Welcome to the Quakers in Yorkshire Website. We hope it directs you to the information you would like about our activities. Most Quaker meetings have their own contact details, which will give you additional help.
This page will point you to: our recent news; items about quarterly meetings; future events.
GRASP Report and Recommendations
The report and recommendations of GRASP with the title “Reinvigoration and Simplification” has been published (February 2021).
April 2021 Quarterly Meeting
The second Quarterly Meeting of 2021 will again by online using the Zoom platform.
Topics: Conflict Resolution in Sheffield Schools; Sheffield Pen & Pencil Society; Sheffield Quaker Tapestry panel; GRASP report.
January 2021 Quarterly Meeting
The first Quarterly Meeting of 2021 was held online on 16 January 2021. Here is the Newsletter .
The morning heard inspiring reports from young peoples groups and the afternoon discussed Responding to Black Lives Matter.
Youth Development Newsletter
The September issue of the Quaker HIVE newsletter for September is here. This describes Quaker youth work across Yorkshire. The Youth Development Project is run by Lee Lester and is based in Sheffield.
Local Development Worker and Hub for Yorkshire
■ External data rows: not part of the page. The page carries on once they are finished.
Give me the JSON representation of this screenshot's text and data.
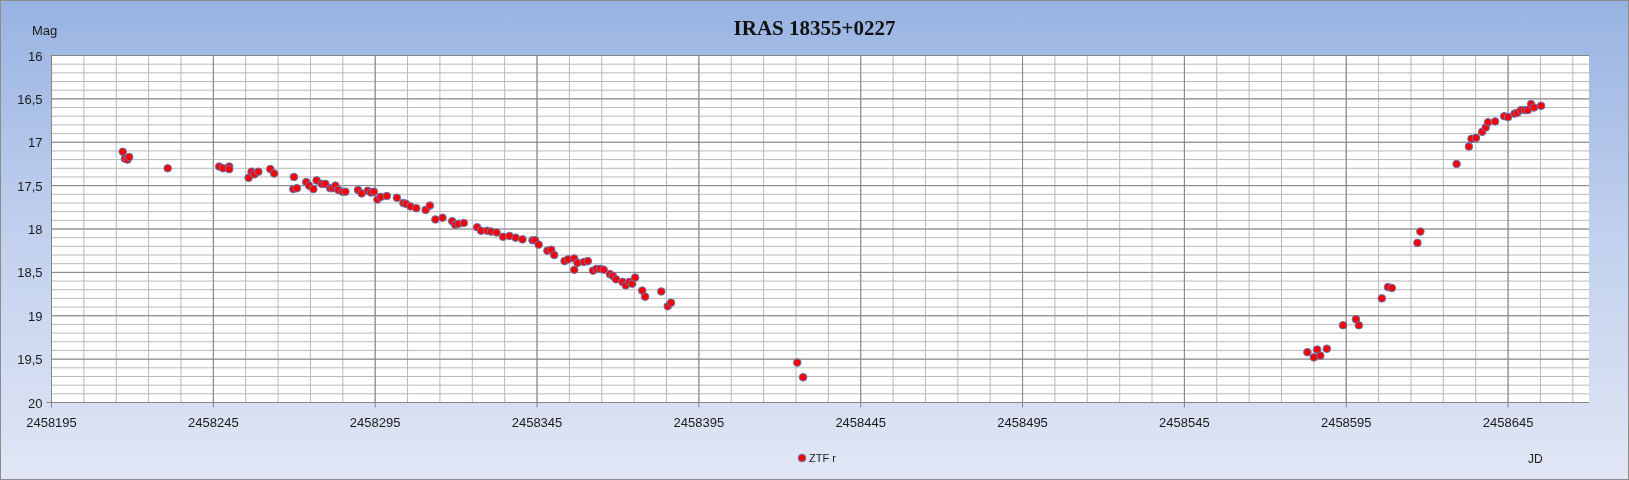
{
  "chart": {
    "chart_data": {
      "type": "scatter",
      "title": "IRAS 18355+0227",
      "xlabel": "JD",
      "ylabel": "Mag",
      "grid": true,
      "xlim": [
        2458195,
        2458670
      ],
      "ylim": [
        20,
        16
      ],
      "xticks": [
        2458195,
        2458245,
        2458295,
        2458345,
        2458395,
        2458445,
        2458495,
        2458545,
        2458595,
        2458645
      ],
      "yticks": [
        {
          "value": 16,
          "label": "16"
        },
        {
          "value": 16.5,
          "label": "16,5"
        },
        {
          "value": 17,
          "label": "17"
        },
        {
          "value": 17.5,
          "label": "17,5"
        },
        {
          "value": 18,
          "label": "18"
        },
        {
          "value": 18.5,
          "label": "18,5"
        },
        {
          "value": 19,
          "label": "19"
        },
        {
          "value": 19.5,
          "label": "19,5"
        },
        {
          "value": 20,
          "label": "20"
        }
      ],
      "x": [
        2458217.0,
        2458217.7,
        2458218.5,
        2458219.0,
        2458230.9,
        2458246.8,
        2458248.0,
        2458249.9,
        2458249.9,
        2458255.9,
        2458256.8,
        2458257.7,
        2458258.9,
        2458262.6,
        2458263.8,
        2458269.9,
        2458269.7,
        2458270.8,
        2458273.7,
        2458274.6,
        2458275.9,
        2458276.9,
        2458278.5,
        2458279.6,
        2458281.1,
        2458281.9,
        2458282.7,
        2458283.6,
        2458284.9,
        2458285.8,
        2458289.7,
        2458290.8,
        2458292.7,
        2458293.7,
        2458294.6,
        2458295.7,
        2458296.7,
        2458298.6,
        2458301.7,
        2458303.7,
        2458304.5,
        2458305.9,
        2458307.7,
        2458310.6,
        2458311.9,
        2458313.6,
        2458315.8,
        2458318.8,
        2458319.7,
        2458320.7,
        2458322.4,
        2458326.5,
        2458327.7,
        2458329.6,
        2458330.8,
        2458332.5,
        2458334.5,
        2458336.5,
        2458338.4,
        2458340.5,
        2458343.6,
        2458344.4,
        2458345.5,
        2458348.2,
        2458349.4,
        2458350.3,
        2458353.5,
        2458354.6,
        2458356.5,
        2458356.5,
        2458357.5,
        2458359.5,
        2458360.7,
        2458362.3,
        2458363.4,
        2458364.5,
        2458365.6,
        2458367.5,
        2458368.4,
        2458369.4,
        2458371.4,
        2458372.4,
        2458373.5,
        2458374.4,
        2458375.3,
        2458377.5,
        2458378.4,
        2458383.4,
        2458385.4,
        2458386.4,
        2458425.4,
        2458427.2,
        2458583.0,
        2458585.0,
        2458586.0,
        2458587.0,
        2458589.0,
        2458594.0,
        2458598.0,
        2458598.9,
        2458606.0,
        2458607.9,
        2458609.1,
        2458617.0,
        2458617.9,
        2458629.1,
        2458632.9,
        2458633.7,
        2458635.1,
        2458637.0,
        2458638.1,
        2458638.8,
        2458641.0,
        2458643.8,
        2458645.0,
        2458647.0,
        2458647.9,
        2458649.0,
        2458650.2,
        2458651.1,
        2458652.1,
        2458653.0,
        2458655.2
      ],
      "series": [
        {
          "name": "ZTF r",
          "color": "#ff0000",
          "values": [
            17.11,
            17.19,
            17.2,
            17.17,
            17.3,
            17.28,
            17.3,
            17.28,
            17.31,
            17.41,
            17.34,
            17.37,
            17.34,
            17.31,
            17.36,
            17.4,
            17.54,
            17.53,
            17.46,
            17.5,
            17.54,
            17.44,
            17.48,
            17.48,
            17.53,
            17.53,
            17.5,
            17.55,
            17.57,
            17.57,
            17.55,
            17.59,
            17.56,
            17.58,
            17.57,
            17.66,
            17.63,
            17.62,
            17.64,
            17.7,
            17.71,
            17.74,
            17.76,
            17.78,
            17.73,
            17.89,
            17.87,
            17.91,
            17.95,
            17.94,
            17.93,
            17.98,
            18.02,
            18.02,
            18.03,
            18.04,
            18.09,
            18.08,
            18.1,
            18.12,
            18.13,
            18.13,
            18.18,
            18.25,
            18.24,
            18.3,
            18.37,
            18.35,
            18.34,
            18.47,
            18.39,
            18.38,
            18.37,
            18.48,
            18.46,
            18.46,
            18.47,
            18.52,
            18.54,
            18.58,
            18.61,
            18.65,
            18.61,
            18.63,
            18.56,
            18.71,
            18.78,
            18.72,
            18.89,
            18.85,
            19.54,
            19.71,
            19.42,
            19.48,
            19.39,
            19.46,
            19.38,
            19.11,
            19.04,
            19.11,
            18.8,
            18.67,
            18.68,
            18.16,
            18.03,
            17.25,
            17.05,
            16.96,
            16.95,
            16.88,
            16.83,
            16.77,
            16.76,
            16.7,
            16.71,
            16.67,
            16.66,
            16.63,
            16.63,
            16.63,
            16.56,
            16.6,
            16.58
          ]
        }
      ]
    }
  }
}
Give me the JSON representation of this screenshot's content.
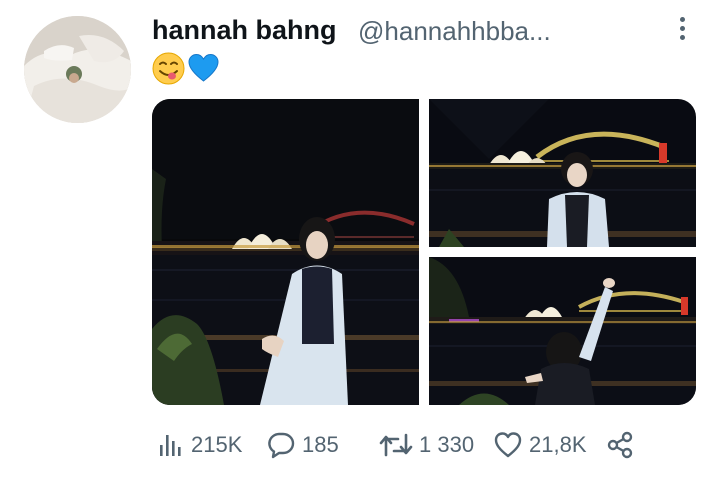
{
  "tweet": {
    "display_name": "hannah bahng",
    "handle": "@hannahhbba...",
    "emojis": [
      {
        "icon": "yum-face-emoji",
        "glyph": "😋"
      },
      {
        "icon": "blue-heart-emoji",
        "glyph": "💙"
      }
    ],
    "photos": [
      {
        "icon": "photo-opera-house-night-portrait"
      },
      {
        "icon": "photo-harbour-bridge-smiling"
      },
      {
        "icon": "photo-harbour-waving"
      }
    ]
  },
  "actions": {
    "views": {
      "icon": "bar-chart-icon",
      "value": "215K"
    },
    "replies": {
      "icon": "reply-bubble-icon",
      "value": "185"
    },
    "retweets": {
      "icon": "retweet-icon",
      "value": "1 330"
    },
    "likes": {
      "icon": "heart-icon",
      "value": "21,8K"
    },
    "share": {
      "icon": "share-icon"
    }
  },
  "colors": {
    "text": "#0f1419",
    "muted": "#536471",
    "background": "#ffffff"
  }
}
Britain Yearly Meeting and Woodbrooke are working in partnership to bring to Yorkshire both a Local Development Worker and new pilot staff Hub. On 29 April 2020 they announced that a Local Development Worker will be placed in Yorkshire from 2021 to support meetings and assist them to reinvigorate Quakerism. The staff Hub will be based in an office suite at Carlton Hill Meeting House, Leeds. It will provide a pilot office-base for staff working for the two bodies who live in the region.
Farfield Meeting House
Farfield Quaker Meeting House, (2 miles west of Addingham near Ilkley on the road to Bolton Abbey), was last year chosen as one of 10 faith and belief places in England by Historic England.
The small, simple Meeting House is one of the oldest Quaker Meeting Houses in the world. It was built in 1689, the year of the Act of Toleration which allowed Quakers and other non-conformist groups religious freedom and which meant that they could build their own places of worship. The Meeting House is owned by the Historic Chapels Trust which, along with a small local committee, undertakes the care and maintenance of the building.